On the subject of an objectified world – we went to see The Hobbit as our new year family treat. Gollum is what I’m thinking of in this respect: the nasty little creature in his autistic bubble from which he views his entire world as Object. Actually that bit was faithfully, and well, rendered. Otherwise, while we had a fine evening out, I have to say the film was business as usual: Tolkien’s Hobbit, but stripped of its charm and lightness of touch. Then the special effects (of course – can we survive without them?)… And oh, the clichés! Cliché piled on cliché – and for whose edification, exactly?. If I see one more vertiginous descent, one more hanging-off from a crumbling cliff/tree/ridiculously oversized building, one day I sincerely think I’m going to throw up my overpriced popcorn onto that strangely sticky cinema floor.
A lot cheaper, but regretted not because of that but because we missed it, was Natalia Kieniewicz shivering the timbers of the Tin Hut last Thursday – no, two Thursdays ago now. I’ve always thought that place has the most wonderful acoustics, so I hope she hasn’t damaged them, especially since it was I who urged her and Adam to go and sing there: we had a bad conscience about not going ourselves, but we couldn’t leave poor Ben sitting his lonesome at Coldhome with his broken leg and our challenging toilet facilities.
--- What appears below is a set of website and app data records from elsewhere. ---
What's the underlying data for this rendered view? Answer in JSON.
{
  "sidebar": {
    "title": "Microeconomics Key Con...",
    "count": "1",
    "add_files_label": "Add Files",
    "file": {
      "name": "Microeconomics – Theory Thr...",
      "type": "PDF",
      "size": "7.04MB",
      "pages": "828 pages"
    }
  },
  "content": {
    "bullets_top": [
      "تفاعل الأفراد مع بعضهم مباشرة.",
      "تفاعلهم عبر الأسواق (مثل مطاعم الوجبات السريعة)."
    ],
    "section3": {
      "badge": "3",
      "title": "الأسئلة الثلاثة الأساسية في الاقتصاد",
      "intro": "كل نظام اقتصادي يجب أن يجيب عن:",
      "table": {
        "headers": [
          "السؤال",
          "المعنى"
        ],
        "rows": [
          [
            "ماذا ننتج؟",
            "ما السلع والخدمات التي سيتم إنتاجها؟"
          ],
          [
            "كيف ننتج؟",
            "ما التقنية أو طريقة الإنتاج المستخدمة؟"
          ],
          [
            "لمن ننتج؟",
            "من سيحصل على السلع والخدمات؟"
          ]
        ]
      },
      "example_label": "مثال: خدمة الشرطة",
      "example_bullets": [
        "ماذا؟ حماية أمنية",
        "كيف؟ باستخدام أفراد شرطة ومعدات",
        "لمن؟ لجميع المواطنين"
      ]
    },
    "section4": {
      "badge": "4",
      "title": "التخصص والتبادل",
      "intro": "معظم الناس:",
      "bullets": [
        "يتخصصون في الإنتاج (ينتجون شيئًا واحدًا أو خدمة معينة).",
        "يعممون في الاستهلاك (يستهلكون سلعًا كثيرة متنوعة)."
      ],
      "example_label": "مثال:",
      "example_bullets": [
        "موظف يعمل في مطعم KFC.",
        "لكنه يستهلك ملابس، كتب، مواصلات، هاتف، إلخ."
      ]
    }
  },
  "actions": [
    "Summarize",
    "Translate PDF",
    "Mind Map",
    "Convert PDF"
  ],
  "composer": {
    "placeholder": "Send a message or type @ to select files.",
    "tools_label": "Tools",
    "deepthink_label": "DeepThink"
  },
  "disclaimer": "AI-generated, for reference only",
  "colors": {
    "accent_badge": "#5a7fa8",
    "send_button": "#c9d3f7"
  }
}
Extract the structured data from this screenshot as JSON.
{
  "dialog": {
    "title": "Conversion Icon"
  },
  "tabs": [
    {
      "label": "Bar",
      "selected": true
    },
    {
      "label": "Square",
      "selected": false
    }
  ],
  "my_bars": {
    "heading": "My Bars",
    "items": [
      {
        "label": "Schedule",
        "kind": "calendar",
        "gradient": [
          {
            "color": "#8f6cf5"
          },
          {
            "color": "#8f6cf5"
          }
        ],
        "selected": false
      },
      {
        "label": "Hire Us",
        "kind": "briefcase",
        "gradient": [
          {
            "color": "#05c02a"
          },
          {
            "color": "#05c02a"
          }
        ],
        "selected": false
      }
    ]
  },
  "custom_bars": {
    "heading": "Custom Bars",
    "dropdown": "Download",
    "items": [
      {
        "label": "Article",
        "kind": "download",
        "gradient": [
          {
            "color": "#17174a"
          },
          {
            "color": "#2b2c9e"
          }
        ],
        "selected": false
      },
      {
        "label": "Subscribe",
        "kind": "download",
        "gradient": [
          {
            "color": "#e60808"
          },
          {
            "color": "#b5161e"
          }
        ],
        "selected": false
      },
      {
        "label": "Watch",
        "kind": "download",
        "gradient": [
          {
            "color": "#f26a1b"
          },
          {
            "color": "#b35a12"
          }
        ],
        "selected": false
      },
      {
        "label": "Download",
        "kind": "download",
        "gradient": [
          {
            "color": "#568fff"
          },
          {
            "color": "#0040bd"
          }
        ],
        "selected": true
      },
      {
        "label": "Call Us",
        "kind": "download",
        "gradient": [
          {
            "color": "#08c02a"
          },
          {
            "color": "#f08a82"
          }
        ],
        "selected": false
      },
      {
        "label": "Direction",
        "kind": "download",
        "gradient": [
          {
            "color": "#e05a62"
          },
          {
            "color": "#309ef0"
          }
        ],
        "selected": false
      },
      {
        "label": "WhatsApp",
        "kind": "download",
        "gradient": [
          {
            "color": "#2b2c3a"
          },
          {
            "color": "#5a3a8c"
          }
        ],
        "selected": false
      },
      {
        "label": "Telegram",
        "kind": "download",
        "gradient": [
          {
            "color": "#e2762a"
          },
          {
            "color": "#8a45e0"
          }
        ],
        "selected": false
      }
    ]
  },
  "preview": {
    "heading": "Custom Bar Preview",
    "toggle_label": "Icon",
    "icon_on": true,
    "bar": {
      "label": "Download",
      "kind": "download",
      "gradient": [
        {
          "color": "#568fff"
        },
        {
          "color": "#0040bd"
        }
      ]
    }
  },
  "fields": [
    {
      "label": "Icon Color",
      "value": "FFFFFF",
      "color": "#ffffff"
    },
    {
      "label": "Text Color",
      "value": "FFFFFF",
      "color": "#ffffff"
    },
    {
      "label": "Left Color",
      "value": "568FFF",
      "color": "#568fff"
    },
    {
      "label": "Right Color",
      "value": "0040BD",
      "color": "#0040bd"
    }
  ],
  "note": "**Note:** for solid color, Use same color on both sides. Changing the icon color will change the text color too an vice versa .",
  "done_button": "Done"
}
Oh and – yes, I almost forgot the highlight of the season: We watched Back To The Future when we got back home, furiously disgruntled, on Hogmanay. – Clichés? Loved ’em. If I’d properly understood, back in 1985, about the value of a fist in a man’s face, I could have really made something of my life. Funny to think we’ll have flying cars in two years’ time though. I wonder what’s going to fuel them?